A group of us heard Danielle Sered speak this week. She’s been able to take the ocean of feelings that come from being the child of crack addict and losing your father, from being a victim of violence, but especially from the feelings she was left with when as a teenager she got caught up in crime and then witnessed how she was given a new chance at life (as she put it she was offered an off-ramp from the idiocy of adolescence), while her co-defendant, a young black man, was incarcerated. The injustice of a system that could see in her a human being with the potential of redemption, while simultaneously not seeing the humanity of her co-defendant, left her with a fiery sense of injustice that she has transformed into a funny, gentle, loving, way of engaging others and absolutely determined to bring down the system which she sees as a direct descendent of slavery and Jim Crow.
As a young man, Martin Luther King was as angry as he could be. He tried to kill himself twice, by throwing himself out of second story windows, by the time he was twelve years old. But through the grace of the Holy Spirit, Martin was able to carve a diamond of hope out of his mountain of anger and despair. That deep well of passionate love and mental clarity that you hear in his voice didn’t come from no where–that’s the voice of rage and anger, fear and sadness, broken, blessed, and transformed into revolutionary love.
Mother Theresa’s vocation apparently began with a vision of a God forsaken world, literally a world without God. She received that vision as a gift and it apparently empowered her to create a Godly embrace for all she encountered. She’s a vision of how abandonment can be transformed into the ability to create the power of belonging.
Pope Francis’ integrity seems directly related to the shame he felt for not having done more to speak out against the military junta in Argentina. It tells us that shame, blessed and broken and offered up, can become integrity.
Dorothy Day was able to let her experience of great loneliness be transformed into the power to create real community.
I think also think of so many people I know who have lost people who were so absolutely vital to them that they could do nothing more than offer up their helpless brokenness, but in the process they have become the kind of people who with quiet humor and dedication and ferocious passion, show up again and again when someone needs to be loved, or cared for, or spoken up for.

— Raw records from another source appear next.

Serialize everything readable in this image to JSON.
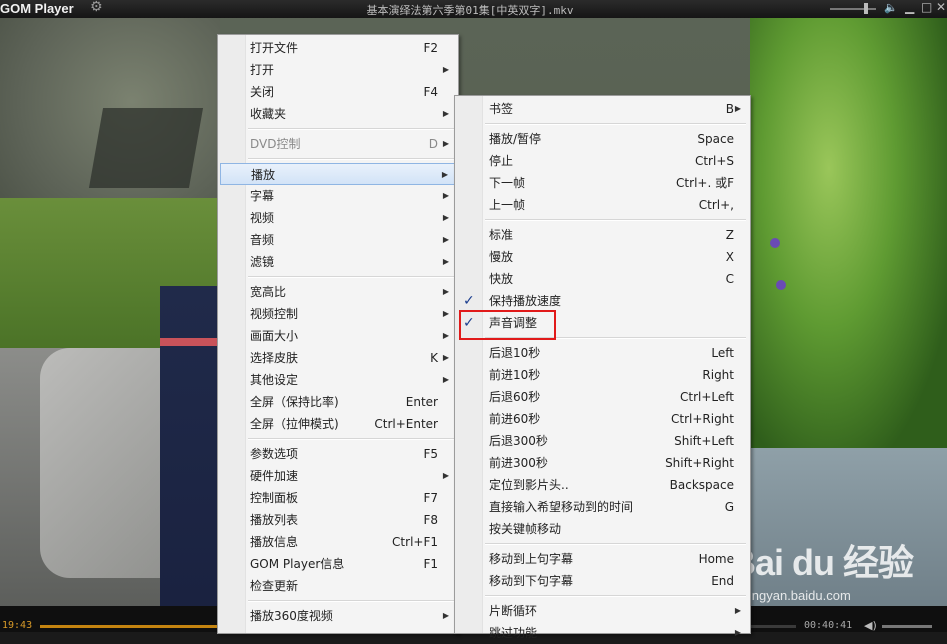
{
  "titlebar": {
    "app_name": "GOM Player",
    "title": "基本演绎法第六季第01集[中英双字].mkv"
  },
  "player": {
    "current_time": "19:43",
    "total_time": "00:40:41",
    "progress": 0.48
  },
  "menu_main": [
    {
      "label": "打开文件",
      "shortcut": "F2"
    },
    {
      "label": "打开",
      "submenu": true
    },
    {
      "label": "关闭",
      "shortcut": "F4"
    },
    {
      "label": "收藏夹",
      "submenu": true
    },
    {
      "sep": true
    },
    {
      "label": "DVD控制",
      "shortcut": "D",
      "submenu": true,
      "disabled": true
    },
    {
      "sep": true
    },
    {
      "label": "播放",
      "submenu": true,
      "highlight": true
    },
    {
      "label": "字幕",
      "submenu": true
    },
    {
      "label": "视频",
      "submenu": true
    },
    {
      "label": "音频",
      "submenu": true
    },
    {
      "label": "滤镜",
      "submenu": true
    },
    {
      "sep": true
    },
    {
      "label": "宽高比",
      "submenu": true
    },
    {
      "label": "视频控制",
      "submenu": true
    },
    {
      "label": "画面大小",
      "submenu": true
    },
    {
      "label": "选择皮肤",
      "shortcut": "K",
      "submenu": true
    },
    {
      "label": "其他设定",
      "submenu": true
    },
    {
      "label": "全屏（保持比率)",
      "shortcut": "Enter"
    },
    {
      "label": "全屏（拉伸模式)",
      "shortcut": "Ctrl+Enter"
    },
    {
      "sep": true
    },
    {
      "label": "参数选项",
      "shortcut": "F5"
    },
    {
      "label": "硬件加速",
      "submenu": true
    },
    {
      "label": "控制面板",
      "shortcut": "F7"
    },
    {
      "label": "播放列表",
      "shortcut": "F8"
    },
    {
      "label": "播放信息",
      "shortcut": "Ctrl+F1"
    },
    {
      "label": "GOM Player信息",
      "shortcut": "F1"
    },
    {
      "label": "检查更新"
    },
    {
      "sep": true
    },
    {
      "label": "播放360度视频",
      "submenu": true
    }
  ],
  "menu_play": [
    {
      "label": "书签",
      "shortcut": "B",
      "submenu": true
    },
    {
      "sep": true
    },
    {
      "label": "播放/暂停",
      "shortcut": "Space"
    },
    {
      "label": "停止",
      "shortcut": "Ctrl+S"
    },
    {
      "label": "下一帧",
      "shortcut": "Ctrl+. 或F"
    },
    {
      "label": "上一帧",
      "shortcut": "Ctrl+,"
    },
    {
      "sep": true
    },
    {
      "label": "标准",
      "shortcut": "Z"
    },
    {
      "label": "慢放",
      "shortcut": "X"
    },
    {
      "label": "快放",
      "shortcut": "C"
    },
    {
      "label": "保持播放速度",
      "checked": true
    },
    {
      "label": "声音调整",
      "checked": true
    },
    {
      "sep": true
    },
    {
      "label": "后退10秒",
      "shortcut": "Left"
    },
    {
      "label": "前进10秒",
      "shortcut": "Right"
    },
    {
      "label": "后退60秒",
      "shortcut": "Ctrl+Left"
    },
    {
      "label": "前进60秒",
      "shortcut": "Ctrl+Right"
    },
    {
      "label": "后退300秒",
      "shortcut": "Shift+Left"
    },
    {
      "label": "前进300秒",
      "shortcut": "Shift+Right"
    },
    {
      "label": "定位到影片头..",
      "shortcut": "Backspace"
    },
    {
      "label": "直接输入希望移动到的时间",
      "shortcut": "G"
    },
    {
      "label": "按关键帧移动"
    },
    {
      "sep": true
    },
    {
      "label": "移动到上句字幕",
      "shortcut": "Home"
    },
    {
      "label": "移动到下句字幕",
      "shortcut": "End"
    },
    {
      "sep": true
    },
    {
      "label": "片断循环",
      "submenu": true
    },
    {
      "label": "跳过功能",
      "submenu": true
    }
  ],
  "watermark": {
    "logo": "Bai du 经验",
    "url": "jingyan.baidu.com"
  },
  "icons": {
    "check": "checkmark-icon",
    "submenu": "submenu-arrow-icon"
  }
}
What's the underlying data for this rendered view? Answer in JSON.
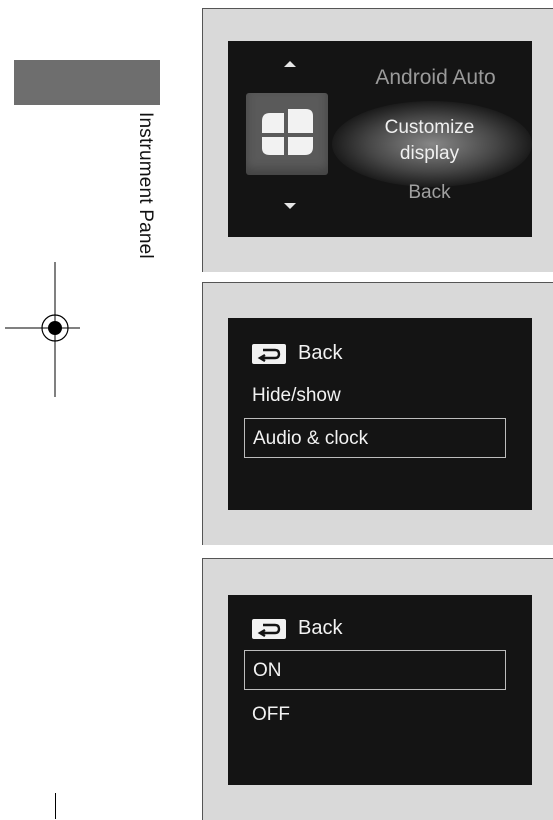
{
  "side": {
    "section_label": "Instrument Panel"
  },
  "panel1": {
    "menu": {
      "prev": "Android Auto",
      "current": "Customize\ndisplay",
      "next": "Back"
    },
    "icons": {
      "up": "arrow-up-icon",
      "down": "arrow-down-icon",
      "tile": "widget-grid-icon"
    }
  },
  "panel2": {
    "back": "Back",
    "items": [
      "Hide/show",
      "Audio & clock"
    ],
    "selected_index": 1
  },
  "panel3": {
    "back": "Back",
    "items": [
      "ON",
      "OFF"
    ],
    "selected_index": 0
  },
  "colors": {
    "screen_bg": "#141414",
    "panel_bg": "#d9d9d9",
    "text": "#f2f2f2",
    "side_tab": "#6e6e6e"
  }
}
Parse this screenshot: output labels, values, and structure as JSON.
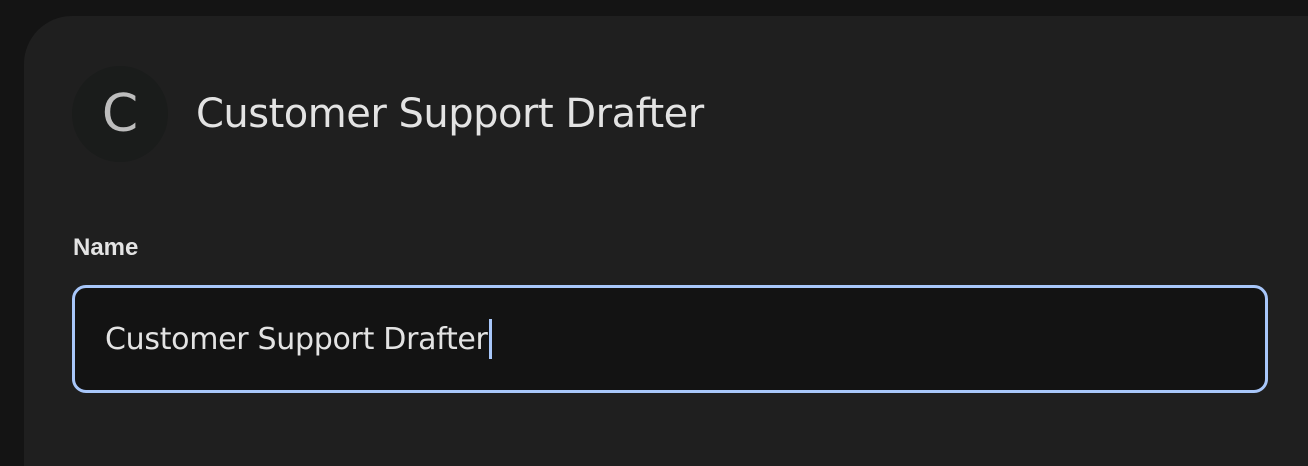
{
  "header": {
    "avatar_letter": "C",
    "title": "Customer Support Drafter"
  },
  "form": {
    "name_label": "Name",
    "name_value": "Customer Support Drafter"
  },
  "colors": {
    "focus_accent": "#a8c7fa",
    "panel_background": "#1f1f1f",
    "input_background": "#131313"
  }
}
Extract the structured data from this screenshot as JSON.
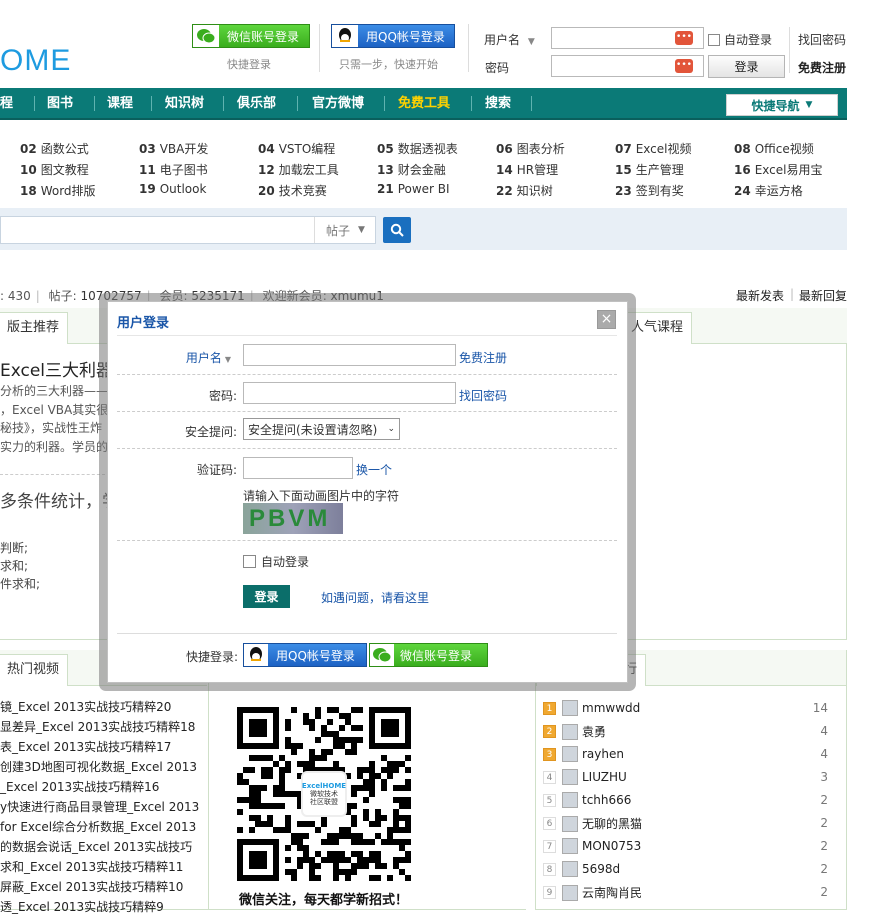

Friends, where ever you are coming from, whatever you are feeling, you are welcome here and I’d invite you to consider offering up, in this feast, yourself and whatever you feel, to be blessed and broken so that it can become the heavenly food that sustains, heals, and liberates as it transforms us and our world into being God’s beloved community.
For if we are willing, God is able, and if we are ready, God has already gone ahead to prepare a way for us. Amen